Long considered to be a subspecies of the African elephant, the Africa forest elephant is now considered by many scientists to be its own species—separate from the African savanna, or bush, elephant. It is smaller than the better-known savanna elephant, has tusks that are straight and point downward, unlike the savanna elephants curved tusks, and has rounded ears while the savanna elephant’s ears are more pointed.
New camera-trap footage shows a genet on the back of a black rhinoceros in South Africa. Craig Sholley, wildlife biologist and vice president of the African Wildlife Foundation, says genets likely jump on big herbivores to search for food. "It’s novel, but nothing in the world of nature surprises me anymore," Sholley says. "That’s why I keep going back to Africa."
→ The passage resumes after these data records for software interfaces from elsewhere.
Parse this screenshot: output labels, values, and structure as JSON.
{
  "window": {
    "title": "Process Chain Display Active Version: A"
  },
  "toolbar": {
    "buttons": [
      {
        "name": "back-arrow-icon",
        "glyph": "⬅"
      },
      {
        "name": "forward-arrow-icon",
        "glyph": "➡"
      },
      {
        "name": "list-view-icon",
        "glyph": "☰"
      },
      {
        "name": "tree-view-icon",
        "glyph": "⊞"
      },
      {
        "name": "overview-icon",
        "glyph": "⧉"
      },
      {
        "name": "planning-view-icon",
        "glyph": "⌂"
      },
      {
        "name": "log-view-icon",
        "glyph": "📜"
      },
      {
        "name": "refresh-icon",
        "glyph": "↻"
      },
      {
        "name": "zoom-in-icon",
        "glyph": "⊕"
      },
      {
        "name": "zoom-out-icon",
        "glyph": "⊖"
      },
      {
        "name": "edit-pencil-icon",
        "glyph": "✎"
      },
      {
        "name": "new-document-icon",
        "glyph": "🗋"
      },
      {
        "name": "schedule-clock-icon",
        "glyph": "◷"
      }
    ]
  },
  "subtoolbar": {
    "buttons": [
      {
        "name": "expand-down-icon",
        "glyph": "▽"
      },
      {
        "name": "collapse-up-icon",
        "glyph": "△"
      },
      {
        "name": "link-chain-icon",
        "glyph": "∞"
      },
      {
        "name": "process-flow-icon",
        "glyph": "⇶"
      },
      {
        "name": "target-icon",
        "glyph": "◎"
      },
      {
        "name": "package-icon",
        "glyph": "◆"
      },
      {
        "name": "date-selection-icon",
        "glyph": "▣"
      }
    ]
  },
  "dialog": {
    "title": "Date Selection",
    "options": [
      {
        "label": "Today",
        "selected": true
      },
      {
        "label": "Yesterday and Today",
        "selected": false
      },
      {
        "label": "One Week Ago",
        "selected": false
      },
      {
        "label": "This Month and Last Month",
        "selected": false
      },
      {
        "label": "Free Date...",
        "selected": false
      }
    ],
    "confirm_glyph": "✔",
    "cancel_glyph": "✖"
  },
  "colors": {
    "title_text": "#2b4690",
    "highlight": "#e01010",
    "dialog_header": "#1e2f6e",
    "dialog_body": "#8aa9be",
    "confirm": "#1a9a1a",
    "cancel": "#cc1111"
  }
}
Unlike many ungulates in Africa, zebras do not require short grass to graze. Instead, they eat a wide variety of different grasses, sometimes even eating leaves and young trees. As a result, zebras can range more widely than many other species, often venturing into woodlands. Zebras are considered to be “pioneer grazers”—preparing plains for more specialized grazers who rely on short, nutritional grasses.